#### [Data under study]

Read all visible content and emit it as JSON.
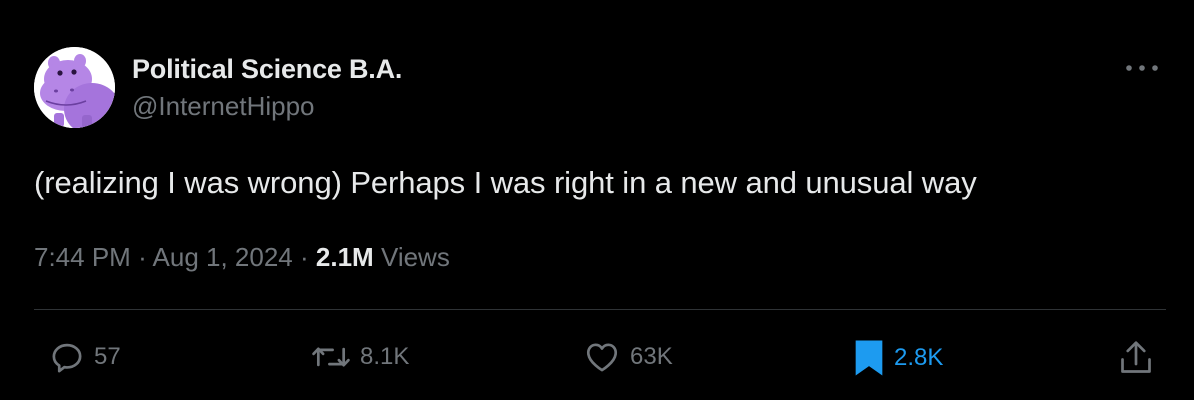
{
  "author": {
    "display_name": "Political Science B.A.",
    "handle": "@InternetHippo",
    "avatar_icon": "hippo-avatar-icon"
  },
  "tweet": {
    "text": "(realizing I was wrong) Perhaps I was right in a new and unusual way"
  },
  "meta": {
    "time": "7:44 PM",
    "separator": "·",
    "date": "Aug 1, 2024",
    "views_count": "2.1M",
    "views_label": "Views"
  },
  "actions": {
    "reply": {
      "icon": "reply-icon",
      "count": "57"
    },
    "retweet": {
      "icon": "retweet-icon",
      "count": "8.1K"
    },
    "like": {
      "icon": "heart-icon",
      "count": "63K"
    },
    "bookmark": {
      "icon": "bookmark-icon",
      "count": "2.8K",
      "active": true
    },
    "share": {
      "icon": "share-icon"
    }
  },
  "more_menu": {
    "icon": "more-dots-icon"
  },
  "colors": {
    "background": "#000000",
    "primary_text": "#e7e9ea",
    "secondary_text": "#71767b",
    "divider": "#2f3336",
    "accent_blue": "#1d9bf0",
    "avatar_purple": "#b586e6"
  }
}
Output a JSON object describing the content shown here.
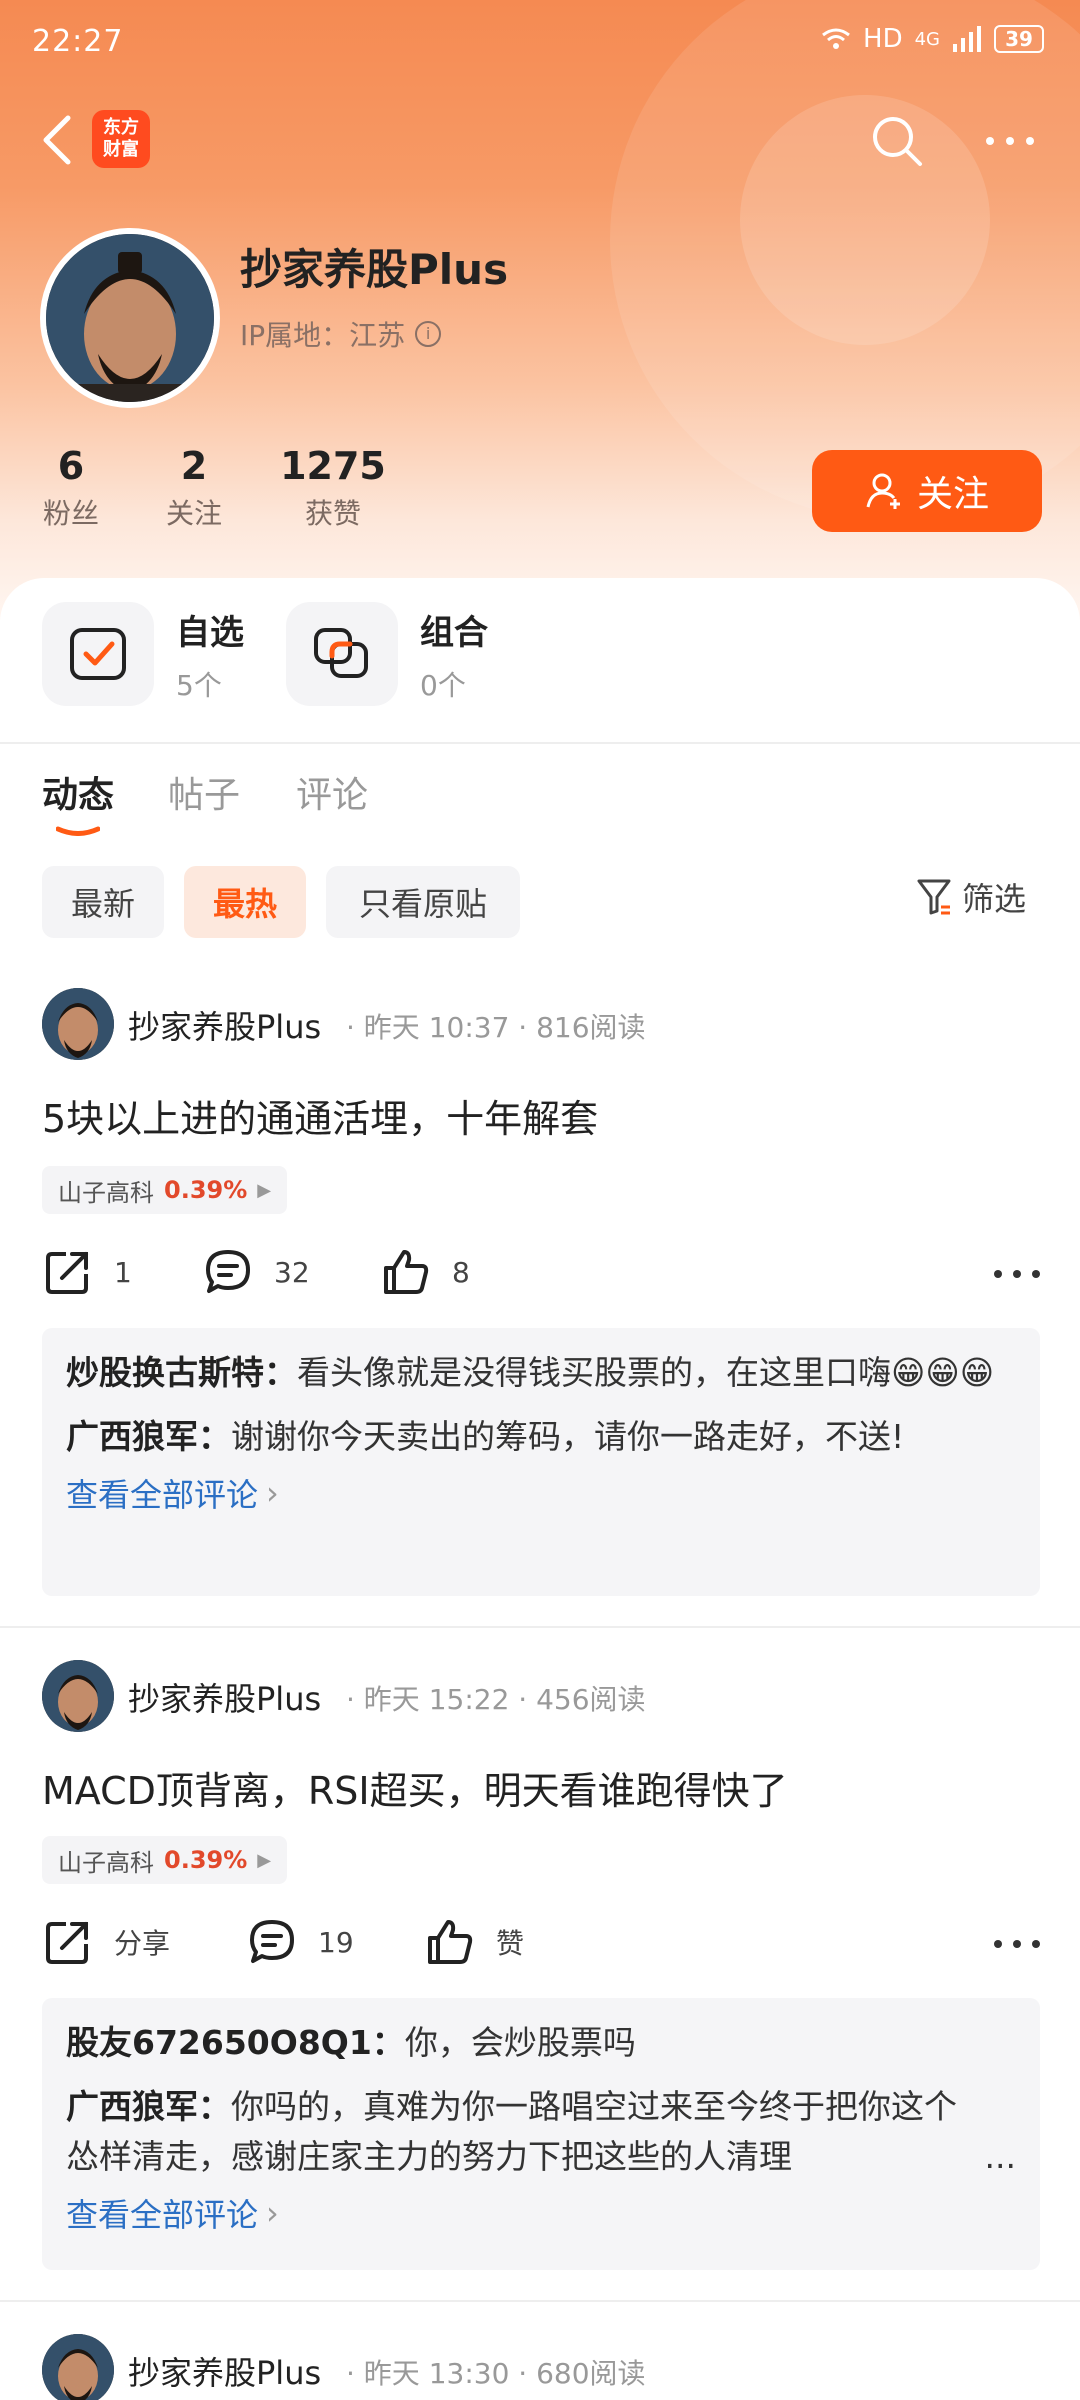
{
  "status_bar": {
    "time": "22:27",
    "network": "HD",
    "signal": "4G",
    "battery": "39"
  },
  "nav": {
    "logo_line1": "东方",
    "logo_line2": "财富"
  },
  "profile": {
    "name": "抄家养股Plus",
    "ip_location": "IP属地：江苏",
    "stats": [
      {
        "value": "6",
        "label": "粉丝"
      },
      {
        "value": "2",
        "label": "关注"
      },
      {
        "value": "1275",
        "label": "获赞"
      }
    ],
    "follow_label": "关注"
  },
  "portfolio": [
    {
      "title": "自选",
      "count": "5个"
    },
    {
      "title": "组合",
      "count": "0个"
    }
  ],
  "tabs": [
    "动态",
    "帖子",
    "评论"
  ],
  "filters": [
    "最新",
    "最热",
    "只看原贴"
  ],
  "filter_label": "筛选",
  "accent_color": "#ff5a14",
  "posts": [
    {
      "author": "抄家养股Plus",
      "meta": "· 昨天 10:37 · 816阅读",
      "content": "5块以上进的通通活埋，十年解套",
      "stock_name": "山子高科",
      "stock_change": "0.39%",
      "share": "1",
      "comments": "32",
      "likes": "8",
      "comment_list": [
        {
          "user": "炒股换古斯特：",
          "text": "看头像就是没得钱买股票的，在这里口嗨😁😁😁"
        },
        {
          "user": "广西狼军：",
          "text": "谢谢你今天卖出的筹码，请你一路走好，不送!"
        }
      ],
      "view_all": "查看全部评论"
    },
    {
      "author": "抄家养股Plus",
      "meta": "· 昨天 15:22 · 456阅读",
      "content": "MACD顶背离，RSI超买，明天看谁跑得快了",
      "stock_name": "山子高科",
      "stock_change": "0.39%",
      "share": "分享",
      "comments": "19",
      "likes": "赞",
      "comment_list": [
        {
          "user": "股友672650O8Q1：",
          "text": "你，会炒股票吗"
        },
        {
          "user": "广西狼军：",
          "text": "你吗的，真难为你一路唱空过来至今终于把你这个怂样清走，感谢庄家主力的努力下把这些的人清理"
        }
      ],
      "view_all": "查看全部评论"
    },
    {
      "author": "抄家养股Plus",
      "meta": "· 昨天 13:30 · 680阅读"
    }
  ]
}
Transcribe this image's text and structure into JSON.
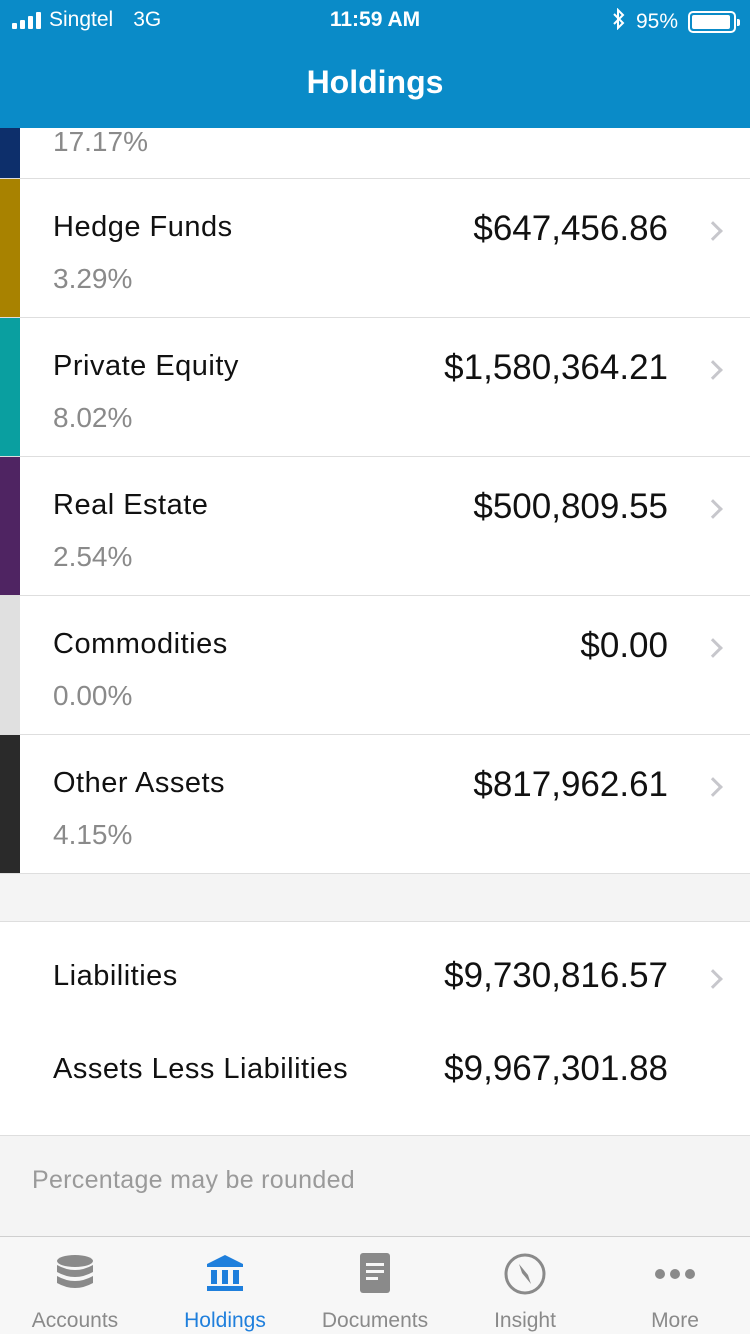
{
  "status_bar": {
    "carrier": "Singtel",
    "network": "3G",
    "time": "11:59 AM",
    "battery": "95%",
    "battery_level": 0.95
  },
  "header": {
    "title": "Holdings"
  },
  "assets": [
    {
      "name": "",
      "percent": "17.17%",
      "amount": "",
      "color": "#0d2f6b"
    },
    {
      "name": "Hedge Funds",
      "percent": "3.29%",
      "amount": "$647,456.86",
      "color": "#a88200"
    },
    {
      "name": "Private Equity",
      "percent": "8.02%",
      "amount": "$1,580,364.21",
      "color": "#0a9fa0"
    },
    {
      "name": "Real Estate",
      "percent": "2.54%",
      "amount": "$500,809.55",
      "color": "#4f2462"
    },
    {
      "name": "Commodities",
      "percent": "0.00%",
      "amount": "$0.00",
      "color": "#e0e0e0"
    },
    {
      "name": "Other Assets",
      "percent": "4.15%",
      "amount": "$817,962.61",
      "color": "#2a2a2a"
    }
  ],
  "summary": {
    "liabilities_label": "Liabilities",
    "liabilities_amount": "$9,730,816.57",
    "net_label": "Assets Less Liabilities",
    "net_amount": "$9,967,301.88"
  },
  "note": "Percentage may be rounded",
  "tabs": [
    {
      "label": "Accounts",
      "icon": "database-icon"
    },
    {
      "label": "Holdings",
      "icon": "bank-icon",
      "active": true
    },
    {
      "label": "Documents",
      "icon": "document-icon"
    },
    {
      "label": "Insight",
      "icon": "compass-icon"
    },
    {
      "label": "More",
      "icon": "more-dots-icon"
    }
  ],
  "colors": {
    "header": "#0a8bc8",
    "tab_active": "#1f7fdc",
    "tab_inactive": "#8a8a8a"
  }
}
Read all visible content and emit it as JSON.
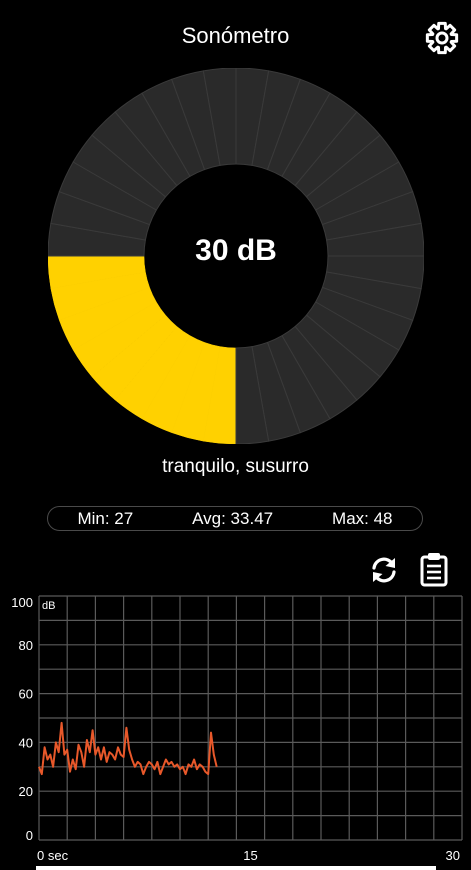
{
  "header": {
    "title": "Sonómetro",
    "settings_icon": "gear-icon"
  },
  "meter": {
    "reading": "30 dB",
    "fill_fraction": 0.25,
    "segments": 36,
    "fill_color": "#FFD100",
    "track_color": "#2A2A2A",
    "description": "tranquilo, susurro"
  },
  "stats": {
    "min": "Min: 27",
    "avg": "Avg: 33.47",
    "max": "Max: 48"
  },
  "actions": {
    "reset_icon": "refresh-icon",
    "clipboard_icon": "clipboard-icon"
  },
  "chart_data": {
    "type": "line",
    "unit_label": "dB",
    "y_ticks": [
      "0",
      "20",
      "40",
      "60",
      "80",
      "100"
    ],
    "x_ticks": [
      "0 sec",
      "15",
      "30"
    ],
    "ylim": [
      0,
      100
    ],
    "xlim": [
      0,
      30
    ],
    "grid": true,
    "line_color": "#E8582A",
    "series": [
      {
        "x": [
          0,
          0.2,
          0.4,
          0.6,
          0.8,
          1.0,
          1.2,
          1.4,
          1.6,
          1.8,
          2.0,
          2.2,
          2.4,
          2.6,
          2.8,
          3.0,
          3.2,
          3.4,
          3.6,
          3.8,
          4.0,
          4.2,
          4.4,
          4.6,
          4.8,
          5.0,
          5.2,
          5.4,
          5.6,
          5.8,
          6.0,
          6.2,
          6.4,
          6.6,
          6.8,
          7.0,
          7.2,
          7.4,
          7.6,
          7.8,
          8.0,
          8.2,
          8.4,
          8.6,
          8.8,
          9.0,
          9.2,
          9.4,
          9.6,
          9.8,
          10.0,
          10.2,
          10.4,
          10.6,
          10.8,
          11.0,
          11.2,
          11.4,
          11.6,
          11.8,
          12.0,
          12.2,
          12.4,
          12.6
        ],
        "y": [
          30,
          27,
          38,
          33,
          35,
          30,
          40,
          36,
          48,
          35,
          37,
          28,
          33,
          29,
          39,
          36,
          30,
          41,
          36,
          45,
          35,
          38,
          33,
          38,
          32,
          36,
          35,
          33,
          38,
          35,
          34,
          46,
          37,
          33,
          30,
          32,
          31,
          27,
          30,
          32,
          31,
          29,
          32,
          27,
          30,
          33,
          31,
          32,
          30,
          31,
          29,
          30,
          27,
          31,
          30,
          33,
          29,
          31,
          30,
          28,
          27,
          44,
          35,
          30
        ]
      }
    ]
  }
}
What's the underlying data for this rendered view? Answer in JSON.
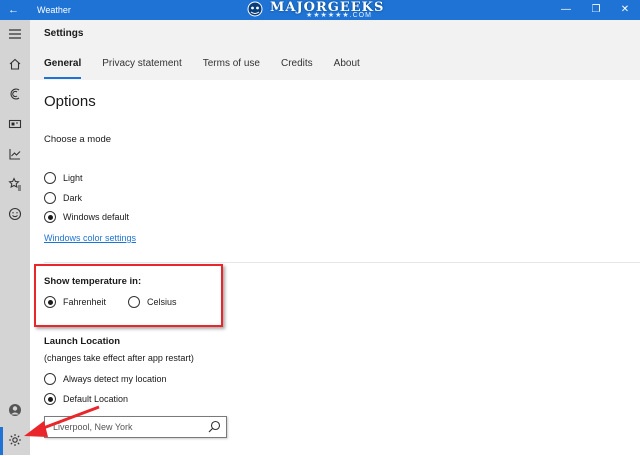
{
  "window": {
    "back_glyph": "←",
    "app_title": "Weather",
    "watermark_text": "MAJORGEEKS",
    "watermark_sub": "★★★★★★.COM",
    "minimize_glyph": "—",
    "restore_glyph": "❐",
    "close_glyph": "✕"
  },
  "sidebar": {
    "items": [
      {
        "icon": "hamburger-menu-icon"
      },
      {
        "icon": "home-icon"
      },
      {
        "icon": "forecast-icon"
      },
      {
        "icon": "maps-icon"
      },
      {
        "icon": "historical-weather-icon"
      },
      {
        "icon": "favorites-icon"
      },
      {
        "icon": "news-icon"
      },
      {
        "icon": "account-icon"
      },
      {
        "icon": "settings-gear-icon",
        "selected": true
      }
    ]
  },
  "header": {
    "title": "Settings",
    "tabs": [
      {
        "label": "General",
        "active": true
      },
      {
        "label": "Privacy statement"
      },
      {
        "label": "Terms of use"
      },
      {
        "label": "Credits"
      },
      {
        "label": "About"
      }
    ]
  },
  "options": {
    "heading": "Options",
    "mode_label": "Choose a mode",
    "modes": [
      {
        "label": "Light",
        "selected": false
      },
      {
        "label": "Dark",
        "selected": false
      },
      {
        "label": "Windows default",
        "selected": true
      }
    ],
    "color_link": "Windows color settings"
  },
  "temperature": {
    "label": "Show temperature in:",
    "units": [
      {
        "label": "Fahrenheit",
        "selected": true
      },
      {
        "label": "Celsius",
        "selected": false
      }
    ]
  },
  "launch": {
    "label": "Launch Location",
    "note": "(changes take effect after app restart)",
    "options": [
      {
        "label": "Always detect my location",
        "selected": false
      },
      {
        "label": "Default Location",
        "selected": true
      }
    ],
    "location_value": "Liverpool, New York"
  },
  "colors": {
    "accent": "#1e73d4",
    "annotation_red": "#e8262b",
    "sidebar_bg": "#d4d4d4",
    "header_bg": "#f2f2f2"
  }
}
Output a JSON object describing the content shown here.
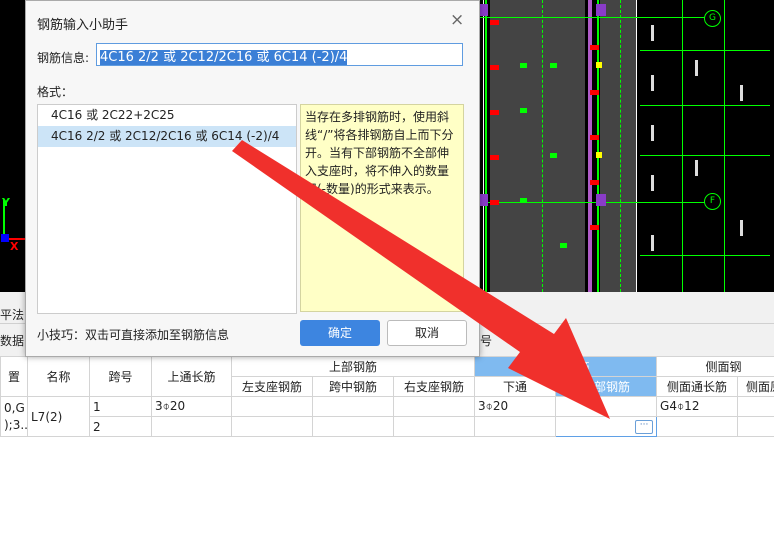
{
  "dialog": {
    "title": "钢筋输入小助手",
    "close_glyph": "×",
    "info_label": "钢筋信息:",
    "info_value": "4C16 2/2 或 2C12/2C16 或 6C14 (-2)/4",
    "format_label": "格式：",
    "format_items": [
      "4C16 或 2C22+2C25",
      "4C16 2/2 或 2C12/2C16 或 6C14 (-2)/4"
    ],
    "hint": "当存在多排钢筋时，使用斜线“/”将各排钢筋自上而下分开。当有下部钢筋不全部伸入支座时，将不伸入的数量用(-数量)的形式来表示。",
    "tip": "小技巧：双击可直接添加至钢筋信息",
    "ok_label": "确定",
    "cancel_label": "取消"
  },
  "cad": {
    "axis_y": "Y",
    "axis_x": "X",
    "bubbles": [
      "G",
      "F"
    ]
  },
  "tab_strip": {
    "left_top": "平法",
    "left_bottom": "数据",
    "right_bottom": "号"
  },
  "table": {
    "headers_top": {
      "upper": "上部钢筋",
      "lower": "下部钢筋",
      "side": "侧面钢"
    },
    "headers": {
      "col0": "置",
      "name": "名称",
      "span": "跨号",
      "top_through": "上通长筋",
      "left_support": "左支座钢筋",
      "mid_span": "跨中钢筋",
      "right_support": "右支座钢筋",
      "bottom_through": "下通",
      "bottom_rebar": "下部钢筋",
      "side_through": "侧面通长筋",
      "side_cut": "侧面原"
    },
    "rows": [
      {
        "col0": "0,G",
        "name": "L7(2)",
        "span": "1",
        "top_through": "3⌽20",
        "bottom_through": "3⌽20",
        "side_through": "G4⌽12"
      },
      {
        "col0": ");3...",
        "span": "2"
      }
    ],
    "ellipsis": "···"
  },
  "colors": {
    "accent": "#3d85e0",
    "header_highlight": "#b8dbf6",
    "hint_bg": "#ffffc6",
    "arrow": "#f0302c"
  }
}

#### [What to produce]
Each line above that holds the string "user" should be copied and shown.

#### [Solution to the exercise]
          "user": "炒股换古斯特：",
          "user": "广西狼军：",
          "user": "股友672650O8Q1：",
          "user": "广西狼军：",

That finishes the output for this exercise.